  31. Liu, H.; Kim, H.R.; Deepak, R.N.V.K.; Wang, L.; Chung, K.Y.; Fan, H.; Wei, Z.; Zhang, C. Orthosteric and allosteric action of the C5a receptor antagonists. Nat. Struct. Mol. Biol. 2018, 25, 472–481. [Google Scholar] [CrossRef]
Scheme 1. Synthesis of 3-(4-bromophenyl)-4-{[3-hydroxy-6-(hydroxymethyl)-4-oxo-4H-pyran-2-yl]-(m-tolyl)methyl}isoxazol-5(2H)-one 4.
Scheme 1. Synthesis of 3-(4-bromophenyl)-4-{[3-hydroxy-6-(hydroxymethyl)-4-oxo-4H-pyran-2-yl]-(m-tolyl)methyl}isoxazol-5(2H)-one 4.
Molbank 2020 m1135 sch001
Scheme 2. Mechanism of electrocatalytic multicomponent transformation.
Scheme 2. Mechanism of electrocatalytic multicomponent transformation.
Molbank 2020 m1135 sch002
Figure 1. The structure of compound 4 (XRD—X-ray Diffraction). The crystal is a racemate, which contains enantiomers (a,b).
Figure 1. The structure of compound 4 (XRD—X-ray Diffraction). The crystal is a racemate, which contains enantiomers (a,b).
Molbank 2020 m1135 g001
Figure 2. Interaction of compound 4 with the amino acids of C5a (arrows show the distances in angstrom between atoms).
Figure 2. Interaction of compound 4 with the amino acids of C5a (arrows show the distances in angstrom between atoms).

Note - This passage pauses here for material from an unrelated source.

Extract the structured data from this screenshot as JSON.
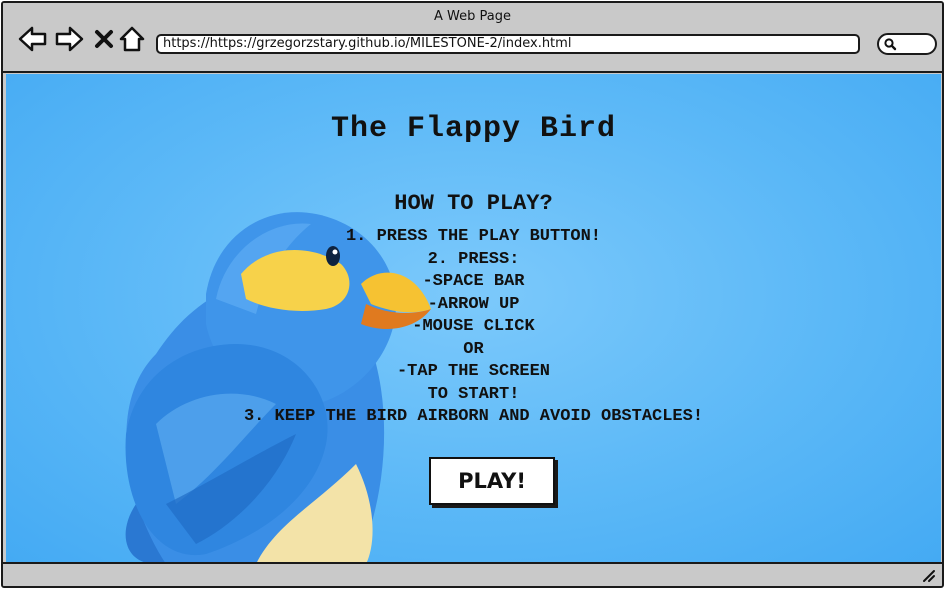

Molbank 2020 m1135 g002
Back to TopTop